Song 24 of my “31 Songs”.
From the Welcome to My Nightmare album.
I often listened to this in my university days while I was writing stories for my creative writing course.
I heard this song again after seeing the Alice Cooper interview I posted about a week ago.
During my years at university studying creative writing (early 1990s), I often listened to Alice Cooper as I wrote my short stories.
Here is a side of Cooper not often recognised.
His faith. His experiences in the music industry. His celebrity friendships. Golf.
And while I work my way through the third Dune book, Children of Dune, a musical interlude from the soundtrack of David Lynch’s film adaptation of Dune.
One of the books I’m reading now is Royal: Her Majesty Queen Elizabeth II by Robert Lacey.
It’s an old book (pub 2002) that I’ve had for many years, seemingly now out of print.
The book brought to mind this piece of music that I first heard on an LP I own (and can no longer play due to a lack of a turntable).
Processional, written by Arthur Bliss for Queen Elizabeth II’s coronation.
And a live, more anarchic version of the song I posted yesterday.
Song 22 of my “31 Songs”.
Another updated folk song, part of the Ben Hall mythology.
Song 21 of my “31 Songs”
Another blast from my past, a song by Russell Crowe’s ex father in law, Don Spencer (in his younger days) and number 19 on my personal list of “31 songs”.
This TV show theme song was one of the first records my parents bought for me.
One thing I’m enjoying when I read Stephen Booth’s books is the occasional musical reference. It seems like his Detective Constable Ben Cooper (maybe even Booth himself?) shares my musical taste.
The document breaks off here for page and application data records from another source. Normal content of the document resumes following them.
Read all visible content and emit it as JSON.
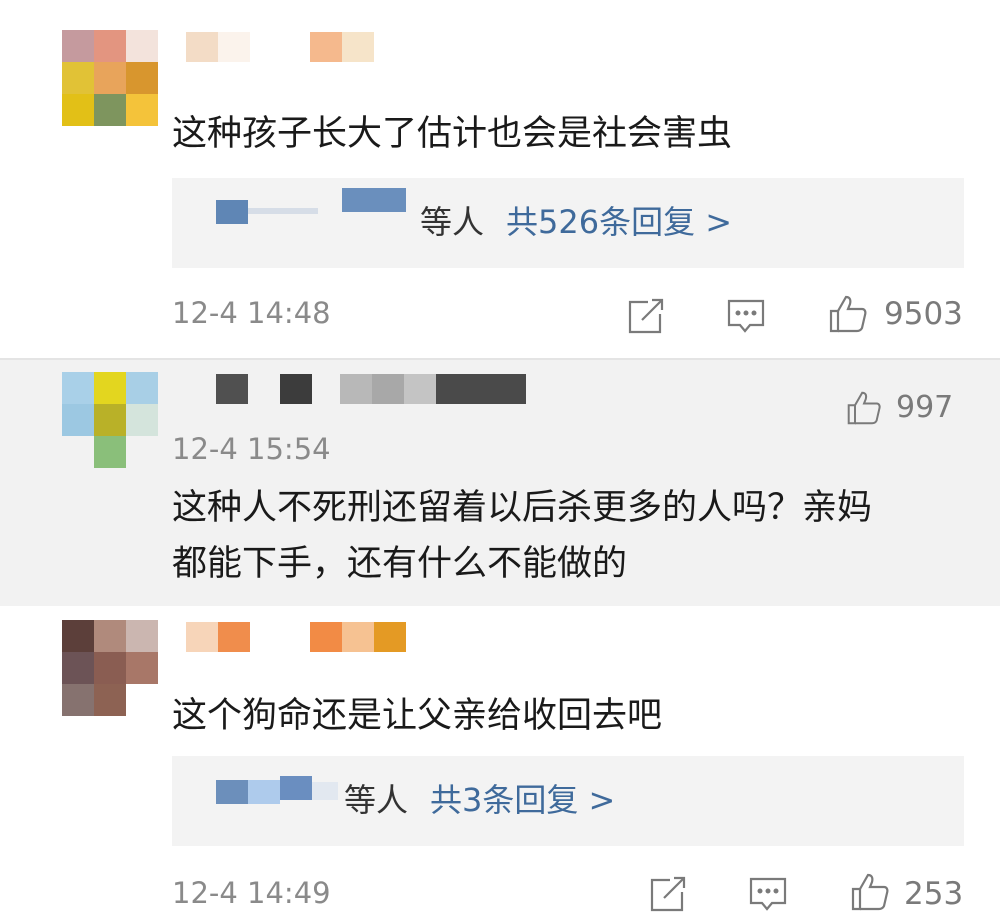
{
  "comments": [
    {
      "text": "这种孩子长大了估计也会是社会害虫",
      "reply_prefix": "等人",
      "reply_count_label": "共526条回复 >",
      "time": "12-4 14:48",
      "likes": "9503"
    },
    {
      "text_line1": "这种人不死刑还留着以后杀更多的人吗？亲妈",
      "text_line2": "都能下手，还有什么不能做的",
      "time": "12-4 15:54",
      "likes": "997"
    },
    {
      "text": "这个狗命还是让父亲给收回去吧",
      "reply_prefix": "等人",
      "reply_count_label": "共3条回复 >",
      "time": "12-4 14:49",
      "likes": "253"
    }
  ],
  "icons": {
    "share": "share-icon",
    "comment": "comment-icon",
    "like": "thumbs-up-icon"
  },
  "colors": {
    "reply_link": "#3f6a9b",
    "meta_text": "#8a8a8a",
    "highlight_bg": "#f2f2f2"
  }
}
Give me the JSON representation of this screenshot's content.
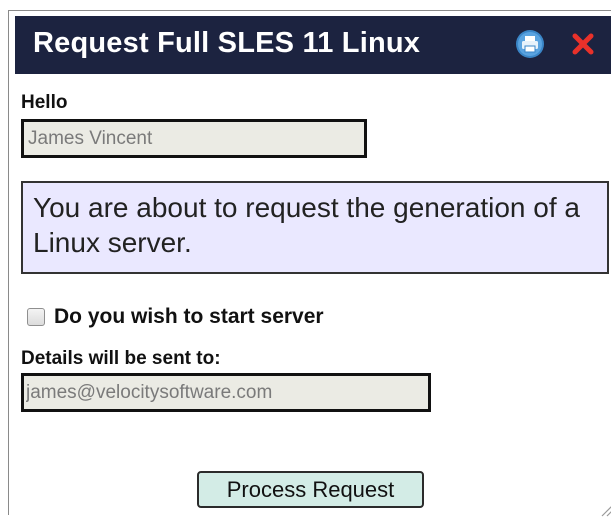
{
  "dialog": {
    "title": "Request Full SLES 11 Linux",
    "print_icon": "print-icon",
    "close_icon": "close-icon"
  },
  "form": {
    "hello_label": "Hello",
    "name_value": "James Vincent",
    "info_message": "You are about to request the generation of a Linux server.",
    "start_server_label": "Do you wish to start server",
    "start_server_checked": false,
    "details_label": "Details will be sent to:",
    "email_value": "james@velocitysoftware.com",
    "submit_label": "Process Request"
  },
  "colors": {
    "title_bar": "#1c2340",
    "info_box_bg": "#eae8ff",
    "field_bg": "#ebebe4",
    "button_bg": "#d3ece6",
    "close_icon": "#e8312a",
    "print_icon": "#3a86c8"
  }
}
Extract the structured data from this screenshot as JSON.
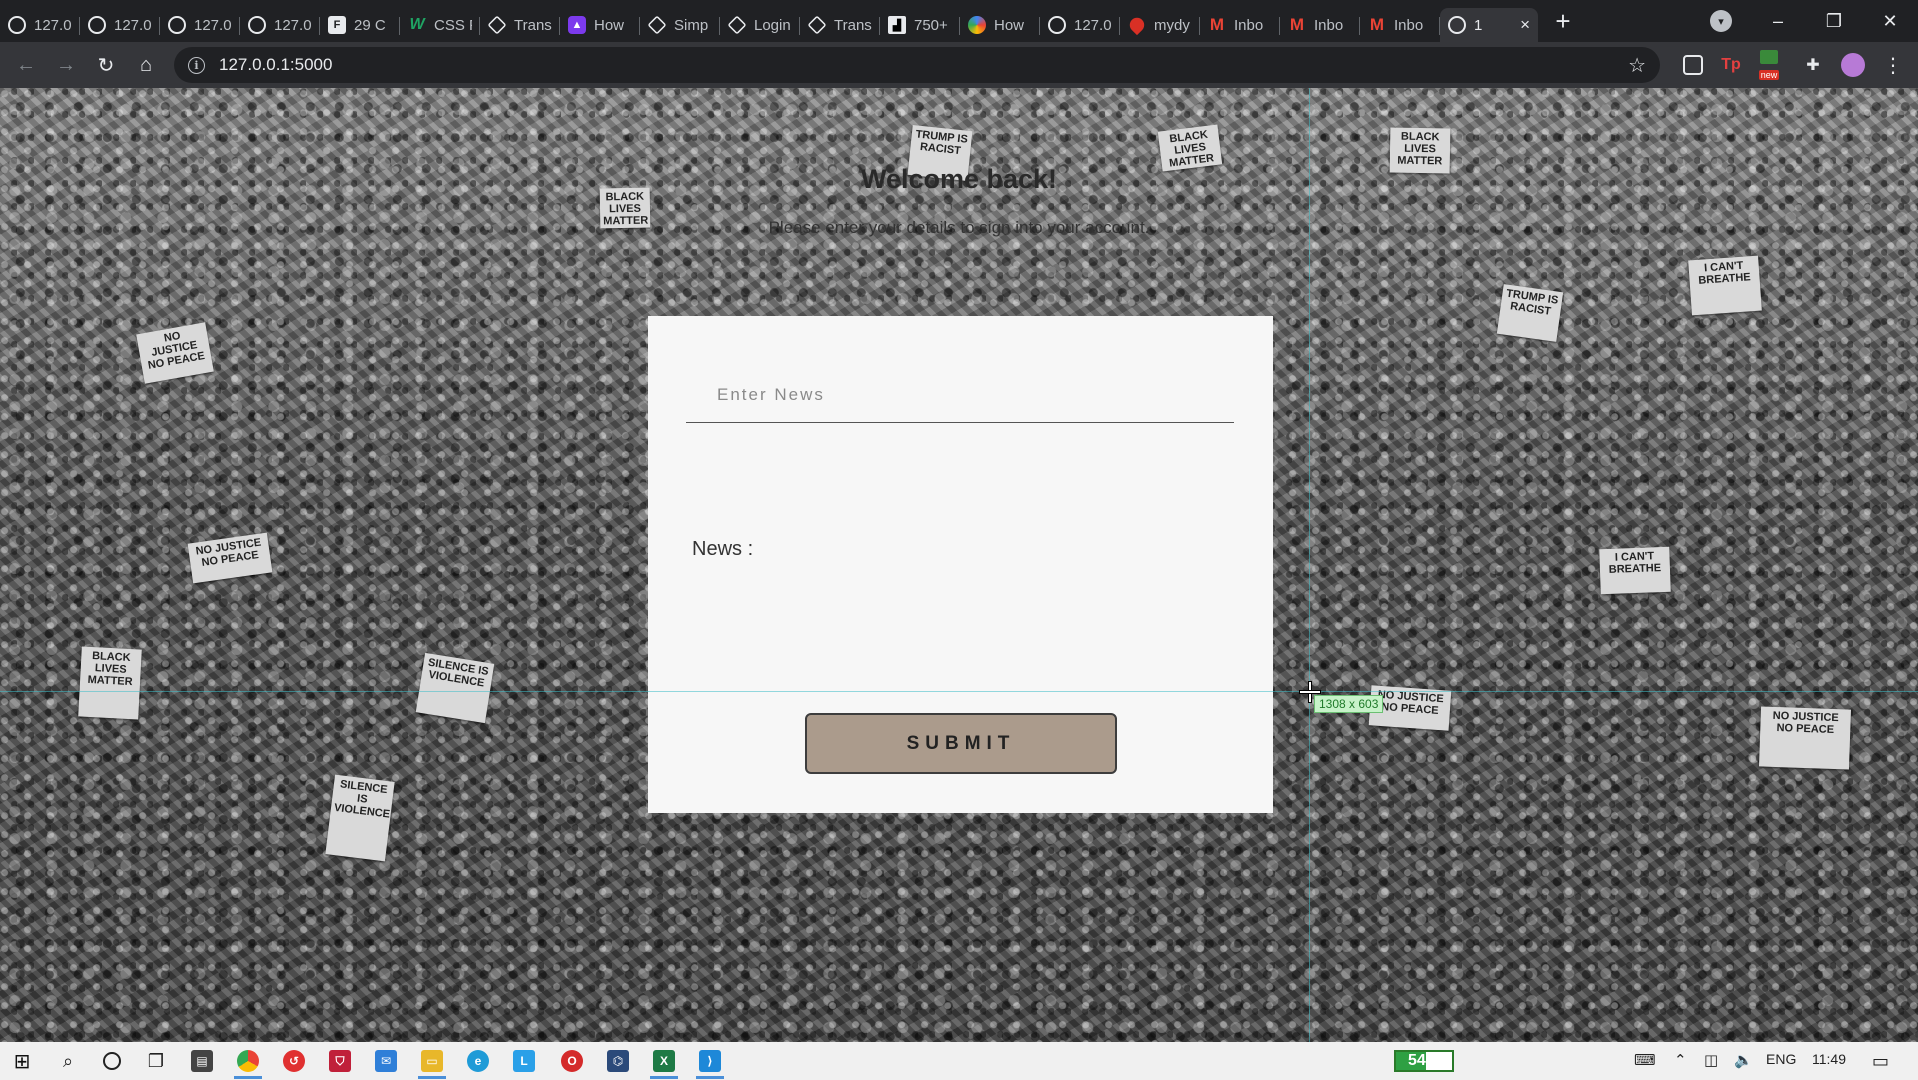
{
  "browser": {
    "tabs": [
      {
        "label": "127.0",
        "favicon": "globe"
      },
      {
        "label": "127.0",
        "favicon": "globe"
      },
      {
        "label": "127.0",
        "favicon": "globe"
      },
      {
        "label": "127.0",
        "favicon": "globe"
      },
      {
        "label": "29 C",
        "favicon": "F"
      },
      {
        "label": "CSS F",
        "favicon": "W"
      },
      {
        "label": "Trans",
        "favicon": "codepen"
      },
      {
        "label": "How",
        "favicon": "purple"
      },
      {
        "label": "Simp",
        "favicon": "codepen"
      },
      {
        "label": "Login",
        "favicon": "codepen"
      },
      {
        "label": "Trans",
        "favicon": "codepen"
      },
      {
        "label": "750+",
        "favicon": "dark"
      },
      {
        "label": "How",
        "favicon": "swirl"
      },
      {
        "label": "127.0",
        "favicon": "globe"
      },
      {
        "label": "mydy",
        "favicon": "red"
      },
      {
        "label": "Inbo",
        "favicon": "gmail"
      },
      {
        "label": "Inbo",
        "favicon": "gmail"
      },
      {
        "label": "Inbo",
        "favicon": "gmail"
      },
      {
        "label": "1",
        "favicon": "globe",
        "active": true
      }
    ],
    "new_tab_symbol": "+",
    "window_controls": {
      "minimize": "–",
      "restore": "❐",
      "close": "✕"
    },
    "address": {
      "url": "127.0.0.1:5000"
    },
    "extensions": {
      "new_badge": "new"
    }
  },
  "page": {
    "heading": "Welcome back!",
    "subtitle": "Please enter your details to sign into your account.",
    "form": {
      "news_placeholder": "Enter News",
      "news_value": "",
      "result_label": "News :",
      "result_value": "",
      "submit_label": "SUBMIT"
    },
    "devtools_size_badge": "1308 x 603"
  },
  "background_signs": [
    "NO JUSTICE NO PEACE",
    "TRUMP IS RACIST",
    "BLACK LIVES MATTER",
    "I CAN'T BREATHE",
    "BLACK LIVES MATTER",
    "SILENCE IS VIOLENCE",
    "NO JUSTICE NO PEACE",
    "BLACK LIVES MATTER"
  ],
  "taskbar": {
    "battery_percent": 54,
    "battery_label": "54%",
    "language": "ENG",
    "time": "11:49"
  },
  "colors": {
    "card_bg": "#f7f7f7",
    "submit_bg": "#ab9b8c",
    "guide": "#40bec8"
  }
}
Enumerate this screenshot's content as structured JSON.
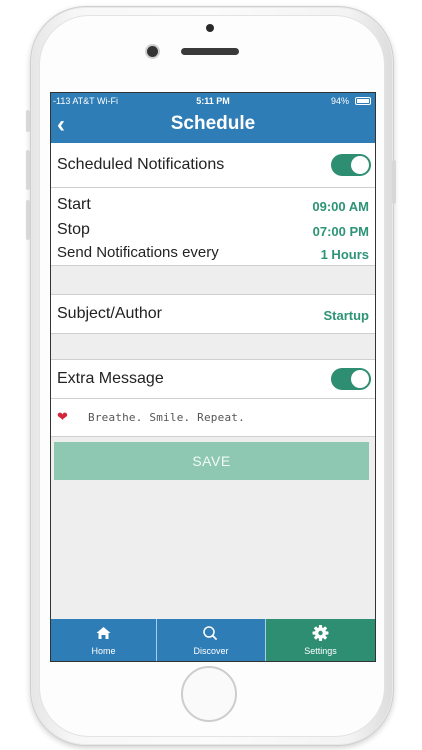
{
  "status_bar": {
    "carrier": "-113 AT&T Wi-Fi",
    "time": "5:11 PM",
    "battery": "94%"
  },
  "nav": {
    "back_icon": "chevron-left-icon",
    "title": "Schedule"
  },
  "settings": {
    "scheduled_notifications": {
      "label": "Scheduled Notifications",
      "enabled": true
    },
    "start": {
      "label": "Start",
      "value": "09:00 AM"
    },
    "stop": {
      "label": "Stop",
      "value": "07:00 PM"
    },
    "frequency": {
      "label": "Send Notifications every",
      "value": "1 Hours"
    },
    "subject": {
      "label": "Subject/Author",
      "value": "Startup"
    },
    "extra_message": {
      "label": "Extra Message",
      "enabled": true,
      "text": "Breathe. Smile. Repeat.",
      "emoji": "heart-icon"
    }
  },
  "save_label": "SAVE",
  "tabs": [
    {
      "label": "Home",
      "icon": "home-icon",
      "active": false
    },
    {
      "label": "Discover",
      "icon": "search-icon",
      "active": false
    },
    {
      "label": "Settings",
      "icon": "gear-icon",
      "active": true
    }
  ],
  "colors": {
    "brand_blue": "#2f7db6",
    "accent_green": "#2e8e72",
    "save_disabled": "#8ec8b3"
  }
}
I think it was in Booth’s first book Black Dog* that Cooper listened to the Waterboys, and in the book I’m currently reading, Blind to the Bones, Cooper has borrowed another CD from my collection: Green Blade Rising by the Levellers.
Here’s a track from the album.
Ben Cooper poked around for a CD to play on the way back to Edendale in his Toyota. He found a recent Levellers album and was pleased by the title Green Blade Rising.
On the way out of the village, he noticed two men with a tractor and a length of rope near the pool in the river. Another man was standing in the water in PVC waders. He was already pretty well covered in duckweed as he struggled to attach the rope to one of the boards that floated on the surface of the pool.
‘Strange,’ said Cooper to himself. And he tapped his fingers to the Levellers as he drove out of Withens
* see correction here
In the second of Peter Robinson’s DCI Banks series, the body of Harry Steadman, a respected and widely liked local historian, is discovered partially buried beneath a dry stone wall.
Why would a man like that be murdered?
Alan Banks is convinced that the answer to the crime lies somewhere in the past, within the man’s close relationships, so digs into the histories of those who knew the victim best.
The start of this book suffers from the same issues I raised with Robinson’s first Banks book: an apparent breast fixation. In this case I found the descriptions in the first couple of pages more gratuitous than those in the previous book – where at least there was a relevance to them within the plot.
Fortunately the rest of the book doesn’t continue in that vein.
The case of Steadman’s murder had enough twists and turns and unpredictability to make me want to keep reading. But the mystery isn’t the only appealing factor. I enjoy the continuing connection that books like this give to their leading characters.
An important part of Alan Banks’ character is his love of music, and the books have regular references to his eclectic tastes .
The video below is a rendition of a song that one of the book’s characters, a folk singer, performs at a pub concert attended by DCI Banks.